App and web page records:
----------
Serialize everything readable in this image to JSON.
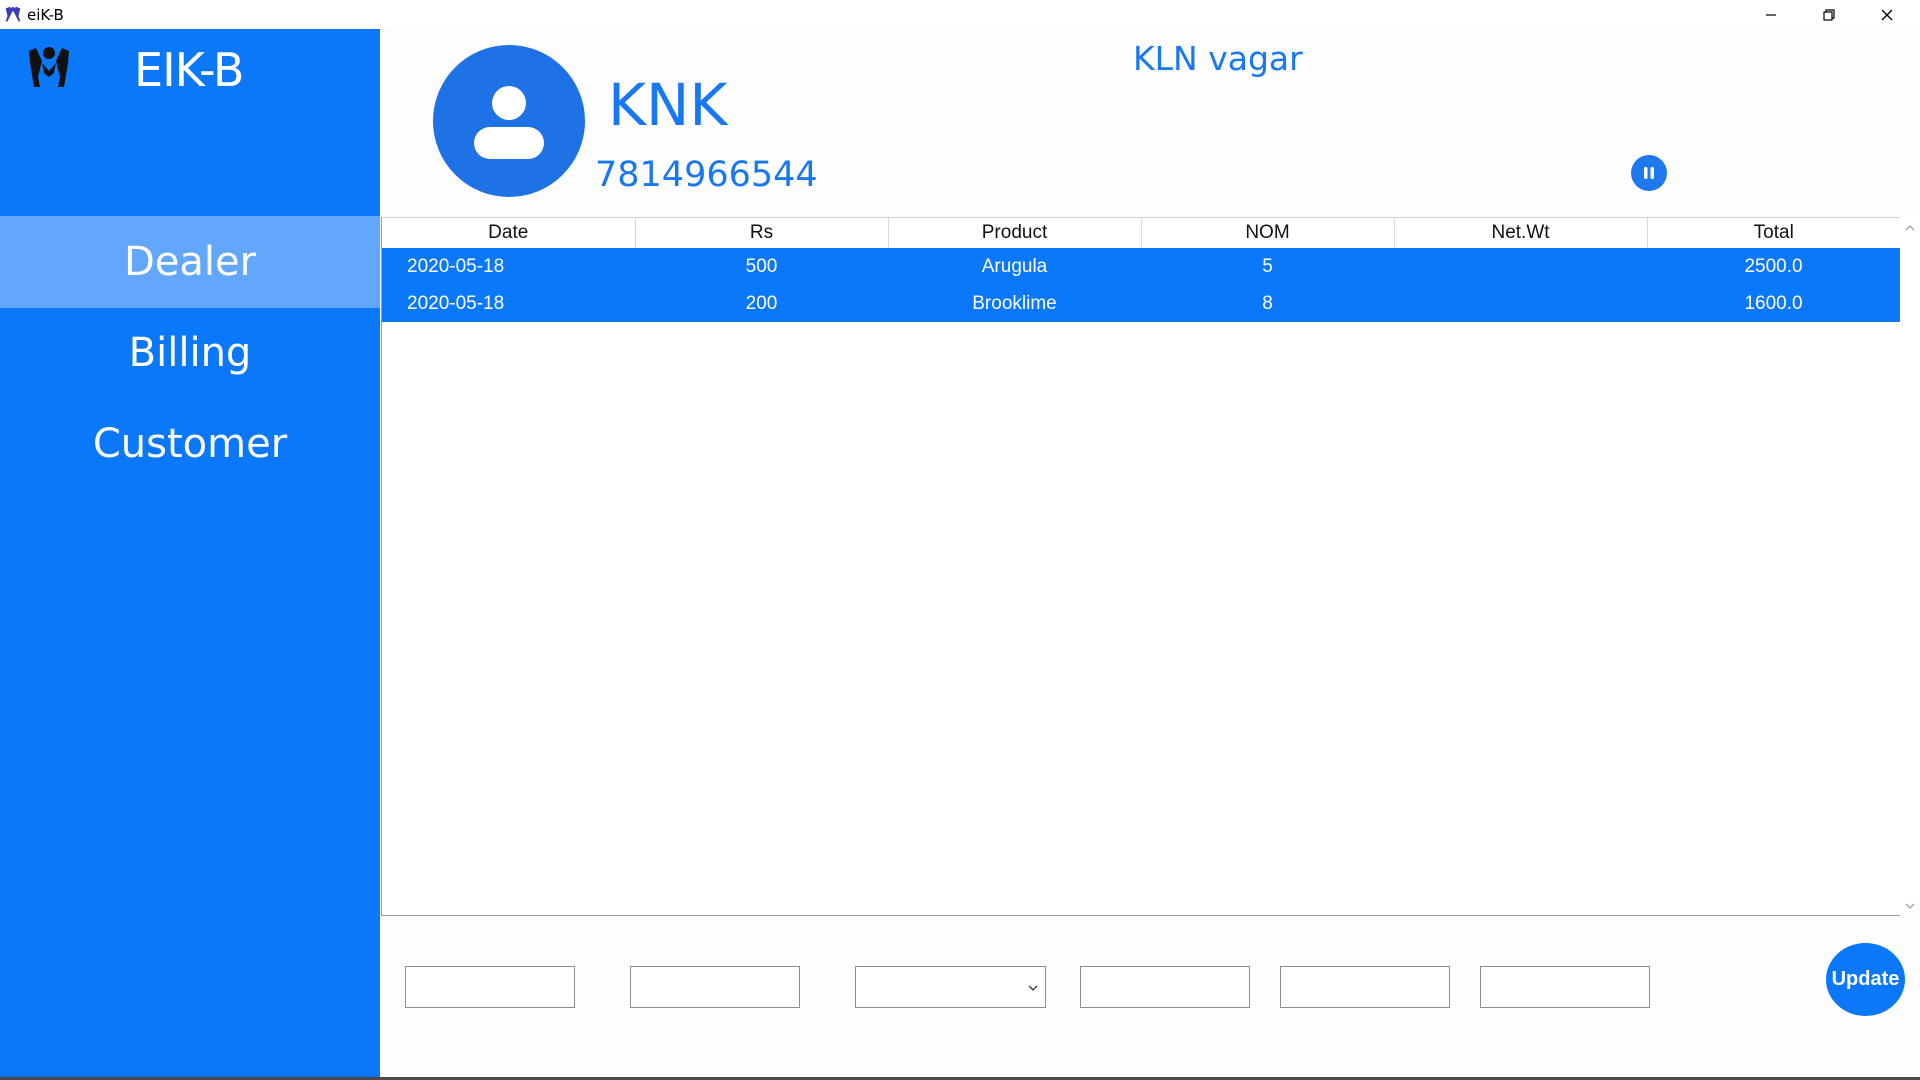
{
  "window": {
    "title": "eiK-B",
    "controls": [
      "minimize-icon",
      "restore-icon",
      "close-icon"
    ]
  },
  "sidebar": {
    "brand": "EIK-B",
    "brand_icon": "hands-logo-icon",
    "items": [
      {
        "label": "Dealer",
        "active": true
      },
      {
        "label": "Billing",
        "active": false
      },
      {
        "label": "Customer",
        "active": false
      }
    ]
  },
  "header": {
    "avatar_icon": "user-avatar-icon",
    "name": "KNK",
    "phone": "7814966544",
    "location": "KLN vagar",
    "pause_icon": "pause-icon"
  },
  "table": {
    "columns": [
      "Date",
      "Rs",
      "Product",
      "NOM",
      "Net.Wt",
      "Total"
    ],
    "rows": [
      [
        "2020-05-18",
        "500",
        "Arugula",
        "5",
        "",
        "2500.0"
      ],
      [
        "2020-05-18",
        "200",
        "Brooklime",
        "8",
        "",
        "1600.0"
      ]
    ]
  },
  "form": {
    "fields": [
      "",
      "",
      "",
      "",
      ""
    ],
    "select_value": "",
    "update_label": "Update"
  },
  "colors": {
    "primary": "#0b78fa",
    "active_nav": "#62a7fc",
    "text_accent": "#1877f2"
  }
}
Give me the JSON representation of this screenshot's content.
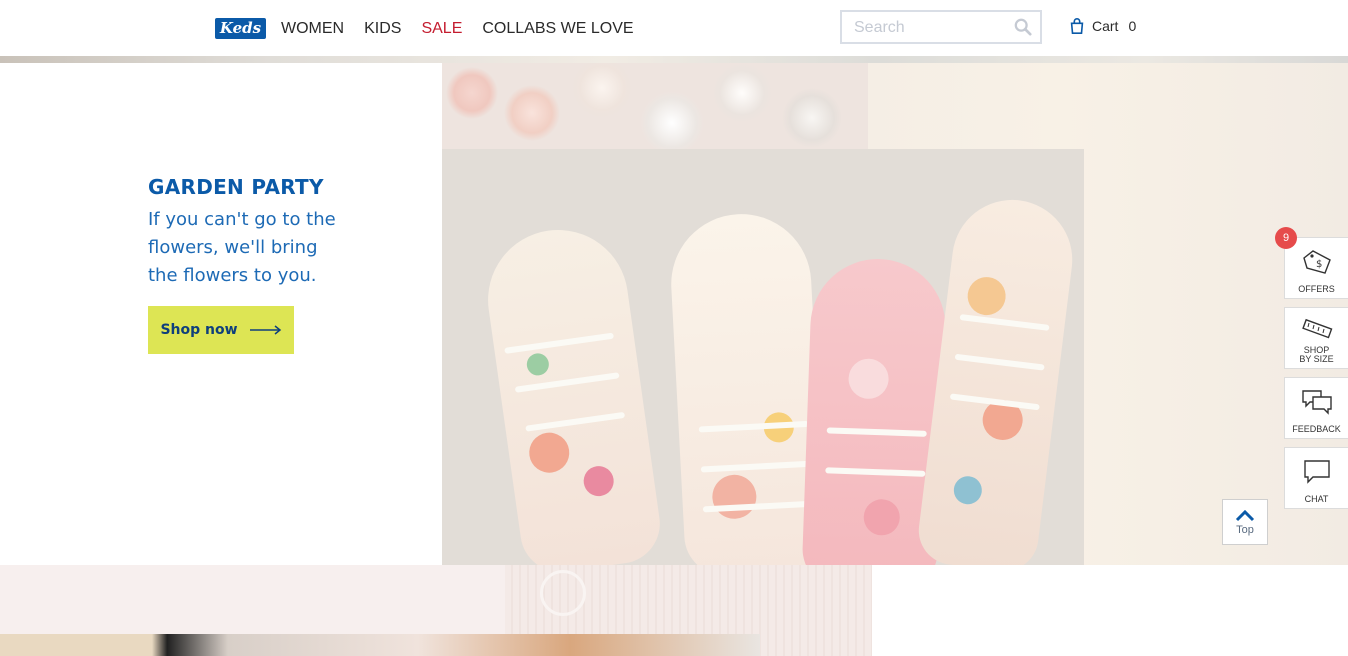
{
  "header": {
    "logo_text": "Keds",
    "nav": [
      "WOMEN",
      "KIDS",
      "SALE",
      "COLLABS WE LOVE"
    ],
    "search_placeholder": "Search",
    "cart_label": "Cart",
    "cart_count": "0"
  },
  "hero": {
    "title": "GARDEN PARTY",
    "subtitle": "If you can't go to the flowers, we'll bring the flowers to you.",
    "cta_label": "Shop now"
  },
  "widgets": {
    "offers_badge": "9",
    "offers_label": "OFFERS",
    "shop_by_size_line1": "SHOP",
    "shop_by_size_line2": "BY SIZE",
    "feedback_label": "FEEDBACK",
    "chat_label": "CHAT"
  },
  "back_to_top_label": "Top",
  "colors": {
    "brand_blue": "#0b5aa8",
    "sale_red": "#c41c2f",
    "cta_yellow": "#dde554",
    "badge_red": "#e64b4b"
  }
}
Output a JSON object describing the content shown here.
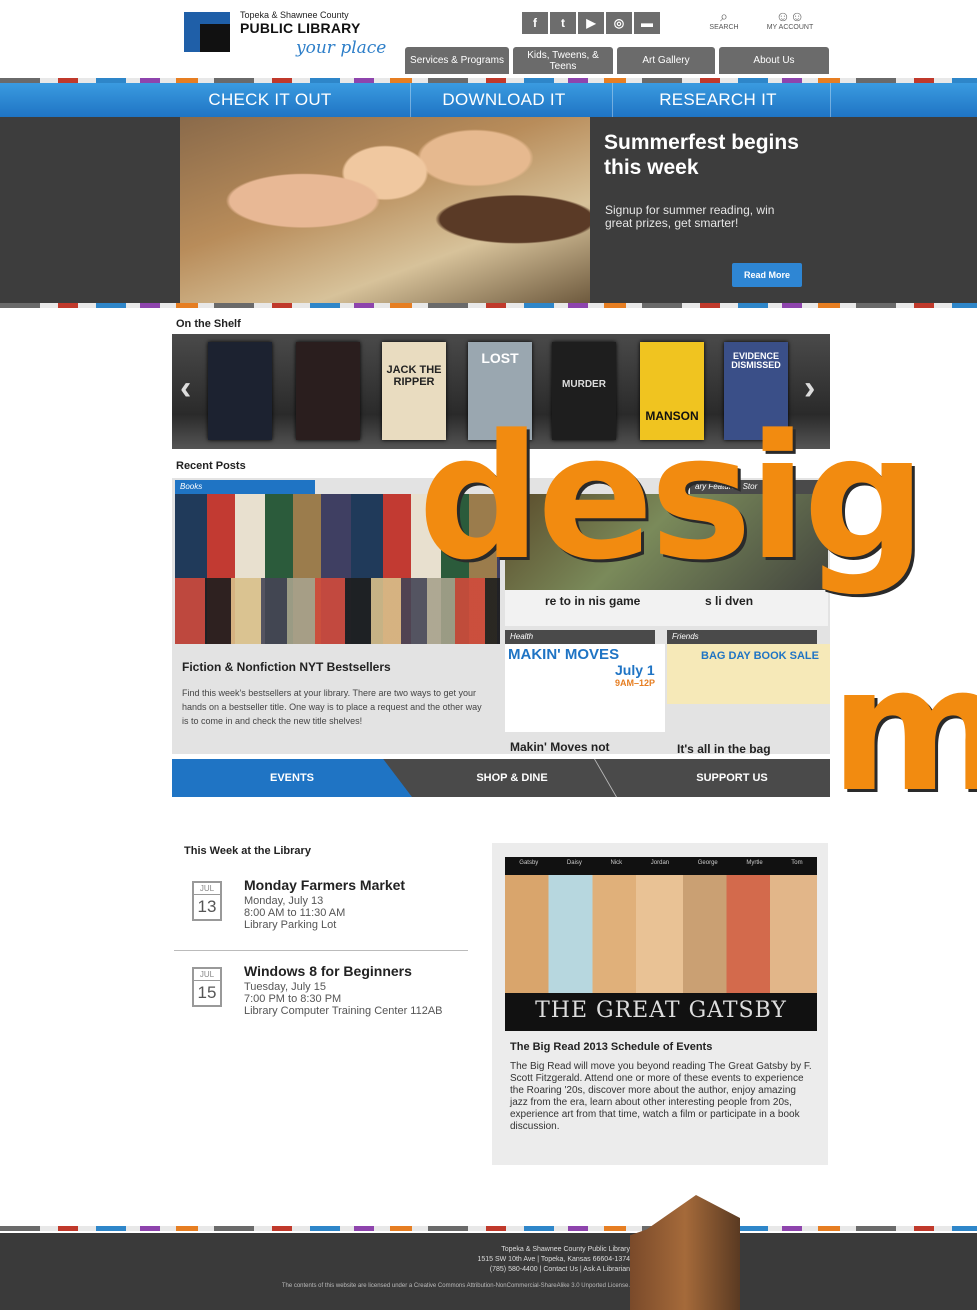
{
  "header": {
    "logo_sub": "Topeka & Shawnee County",
    "logo_main": "PUBLIC LIBRARY",
    "logo_tag": "your place",
    "social": [
      "f",
      "t",
      "▶",
      "◎",
      "▬"
    ],
    "search_label": "SEARCH",
    "account_label": "MY ACCOUNT",
    "nav": [
      "Services & Programs",
      "Kids, Tweens, & Teens",
      "Art Gallery",
      "About Us"
    ]
  },
  "mainnav": [
    "CHECK IT OUT",
    "DOWNLOAD IT",
    "RESEARCH IT"
  ],
  "hero": {
    "title": "Summerfest begins this week",
    "text": "Signup for summer reading, win great prizes, get smarter!",
    "button": "Read More"
  },
  "shelf": {
    "label": "On the Shelf",
    "books": [
      {
        "title": "",
        "color": "#1c2230"
      },
      {
        "title": "",
        "color": "#2a1e1e"
      },
      {
        "title": "JACK THE RIPPER",
        "color": "#e9dcc0"
      },
      {
        "title": "LOST",
        "color": "#9aa7b0"
      },
      {
        "title": "MURDER",
        "color": "#1e1e1e"
      },
      {
        "title": "MANSON",
        "color": "#f0c420"
      },
      {
        "title": "EVIDENCE DISMISSED",
        "color": "#3a4f88"
      }
    ]
  },
  "posts": {
    "label": "Recent Posts",
    "books_tag": "Books",
    "featured_tag": "ary Featured Stor",
    "main_title": "Fiction & Nonfiction NYT Bestsellers",
    "main_body": "Find this week's bestsellers at your library. There are two ways to get your hands on a bestseller title. One way is to place a request and the other way is to come in and check the new title shelves!",
    "feat_caption1": "re to in nis game",
    "feat_caption2": "s li dven",
    "health_tag": "Health",
    "health_img_text": "MAKIN' MOVES",
    "health_date": "July 1",
    "health_time": "9AM–12P",
    "health_title": "Makin' Moves not waves",
    "friends_tag": "Friends",
    "friends_img_text": "BAG DAY BOOK SALE",
    "friends_title": "It's all in the bag"
  },
  "tabs": [
    "EVENTS",
    "SHOP & DINE",
    "SUPPORT US"
  ],
  "events": {
    "label": "This Week at the Library",
    "items": [
      {
        "month": "JUL",
        "day": "13",
        "title": "Monday Farmers Market",
        "date": "Monday, July 13",
        "time": "8:00 AM to 11:30 AM",
        "place": "Library Parking Lot"
      },
      {
        "month": "JUL",
        "day": "15",
        "title": "Windows 8 for Beginners",
        "date": "Tuesday, July 15",
        "time": "7:00 PM to 8:30 PM",
        "place": "Library Computer Training Center 112AB"
      }
    ]
  },
  "bigread": {
    "names": [
      "Gatsby",
      "Daisy",
      "Nick",
      "Jordan",
      "George",
      "Myrtle",
      "Tom"
    ],
    "cover_title": "THE GREAT GATSBY",
    "title": "The Big Read 2013 Schedule of Events",
    "body": "The Big Read will move you beyond reading The Great Gatsby by F. Scott Fitzgerald. Attend one or more of these events to experience the Roaring '20s, discover more about the author, enjoy amazing jazz from the era, learn about other interesting people from 20s, experience art from that time, watch a film or participate in a book discussion."
  },
  "watermark": {
    "line1": "desig",
    "line2": "m"
  },
  "footer": {
    "line1": "Topeka & Shawnee County Public Library",
    "line2": "1515 SW 10th Ave | Topeka, Kansas 66604-1374",
    "line3": "(785) 580-4400 | Contact Us | Ask A Librarian",
    "license": "The contents of this website are licensed under a Creative Commons Attribution-NonCommercial-ShareAlike 3.0 Unported License."
  }
}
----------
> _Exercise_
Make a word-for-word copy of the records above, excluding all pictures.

> _Answer space_
Serialize everything readable in this image to JSON.
{
  "window": {
    "title": "eiK-B",
    "controls": [
      "minimize-icon",
      "restore-icon",
      "close-icon"
    ]
  },
  "sidebar": {
    "brand": "EIK-B",
    "brand_icon": "hands-logo-icon",
    "items": [
      {
        "label": "Dealer",
        "active": true
      },
      {
        "label": "Billing",
        "active": false
      },
      {
        "label": "Customer",
        "active": false
      }
    ]
  },
  "header": {
    "avatar_icon": "user-avatar-icon",
    "name": "KNK",
    "phone": "7814966544",
    "location": "KLN vagar",
    "pause_icon": "pause-icon"
  },
  "table": {
    "columns": [
      "Date",
      "Rs",
      "Product",
      "NOM",
      "Net.Wt",
      "Total"
    ],
    "rows": [
      [
        "2020-05-18",
        "500",
        "Arugula",
        "5",
        "",
        "2500.0"
      ],
      [
        "2020-05-18",
        "200",
        "Brooklime",
        "8",
        "",
        "1600.0"
      ]
    ]
  },
  "form": {
    "fields": [
      "",
      "",
      "",
      "",
      ""
    ],
    "select_value": "",
    "update_label": "Update"
  },
  "colors": {
    "primary": "#0b78fa",
    "active_nav": "#62a7fc",
    "text_accent": "#1877f2"
  }
}
Give me the JSON representation of this screenshot's content.
{
  "header": {
    "logo_text": "Keds",
    "nav": [
      "WOMEN",
      "KIDS",
      "SALE",
      "COLLABS WE LOVE"
    ],
    "search_placeholder": "Search",
    "cart_label": "Cart",
    "cart_count": "0"
  },
  "hero": {
    "title": "GARDEN PARTY",
    "subtitle": "If you can't go to the flowers, we'll bring the flowers to you.",
    "cta_label": "Shop now"
  },
  "widgets": {
    "offers_badge": "9",
    "offers_label": "OFFERS",
    "shop_by_size_line1": "SHOP",
    "shop_by_size_line2": "BY SIZE",
    "feedback_label": "FEEDBACK",
    "chat_label": "CHAT"
  },
  "back_to_top_label": "Top",
  "colors": {
    "brand_blue": "#0b5aa8",
    "sale_red": "#c41c2f",
    "cta_yellow": "#dde554",
    "badge_red": "#e64b4b"
  }
}
Output a JSON object describing the content shown here.
{
  "header": {
    "logo_sub": "Topeka & Shawnee County",
    "logo_main": "PUBLIC LIBRARY",
    "logo_tag": "your place",
    "social": [
      "f",
      "t",
      "▶",
      "◎",
      "▬"
    ],
    "search_label": "SEARCH",
    "account_label": "MY ACCOUNT",
    "nav": [
      "Services & Programs",
      "Kids, Tweens, & Teens",
      "Art Gallery",
      "About Us"
    ]
  },
  "mainnav": [
    "CHECK IT OUT",
    "DOWNLOAD IT",
    "RESEARCH IT"
  ],
  "hero": {
    "title": "Summerfest begins this week",
    "text": "Signup for summer reading, win great prizes, get smarter!",
    "button": "Read More"
  },
  "shelf": {
    "label": "On the Shelf",
    "books": [
      {
        "title": "",
        "color": "#1c2230"
      },
      {
        "title": "",
        "color": "#2a1e1e"
      },
      {
        "title": "JACK THE RIPPER",
        "color": "#e9dcc0"
      },
      {
        "title": "LOST",
        "color": "#9aa7b0"
      },
      {
        "title": "MURDER",
        "color": "#1e1e1e"
      },
      {
        "title": "MANSON",
        "color": "#f0c420"
      },
      {
        "title": "EVIDENCE DISMISSED",
        "color": "#3a4f88"
      }
    ]
  },
  "posts": {
    "label": "Recent Posts",
    "books_tag": "Books",
    "featured_tag": "ary Featured Stor",
    "main_title": "Fiction & Nonfiction NYT Bestsellers",
    "main_body": "Find this week's bestsellers at your library. There are two ways to get your hands on a bestseller title. One way is to place a request and the other way is to come in and check the new title shelves!",
    "feat_caption1": "re to in nis game",
    "feat_caption2": "s li dven",
    "health_tag": "Health",
    "health_img_text": "MAKIN' MOVES",
    "health_date": "July 1",
    "health_time": "9AM–12P",
    "health_title": "Makin' Moves not waves",
    "friends_tag": "Friends",
    "friends_img_text": "BAG DAY BOOK SALE",
    "friends_title": "It's all in the bag"
  },
  "tabs": [
    "EVENTS",
    "SHOP & DINE",
    "SUPPORT US"
  ],
  "events": {
    "label": "This Week at the Library",
    "items": [
      {
        "month": "JUL",
        "day": "13",
        "title": "Monday Farmers Market",
        "date": "Monday, July 13",
        "time": "8:00 AM to 11:30 AM",
        "place": "Library Parking Lot"
      },
      {
        "month": "JUL",
        "day": "15",
        "title": "Windows 8 for Beginners",
        "date": "Tuesday, July 15",
        "time": "7:00 PM to 8:30 PM",
        "place": "Library Computer Training Center 112AB"
      }
    ]
  },
  "bigread": {
    "names": [
      "Gatsby",
      "Daisy",
      "Nick",
      "Jordan",
      "George",
      "Myrtle",
      "Tom"
    ],
    "cover_title": "THE GREAT GATSBY",
    "title": "The Big Read 2013 Schedule of Events",
    "body": "The Big Read will move you beyond reading The Great Gatsby by F. Scott Fitzgerald. Attend one or more of these events to experience the Roaring '20s, discover more about the author, enjoy amazing jazz from the era, learn about other interesting people from 20s, experience art from that time, watch a film or participate in a book discussion."
  },
  "watermark": {
    "line1": "desig",
    "line2": "m"
  },
  "footer": {
    "line1": "Topeka & Shawnee County Public Library",
    "line2": "1515 SW 10th Ave | Topeka, Kansas 66604-1374",
    "line3": "(785) 580-4400 | Contact Us | Ask A Librarian",
    "license": "The contents of this website are licensed under a Creative Commons Attribution-NonCommercial-ShareAlike 3.0 Unported License."
  }
}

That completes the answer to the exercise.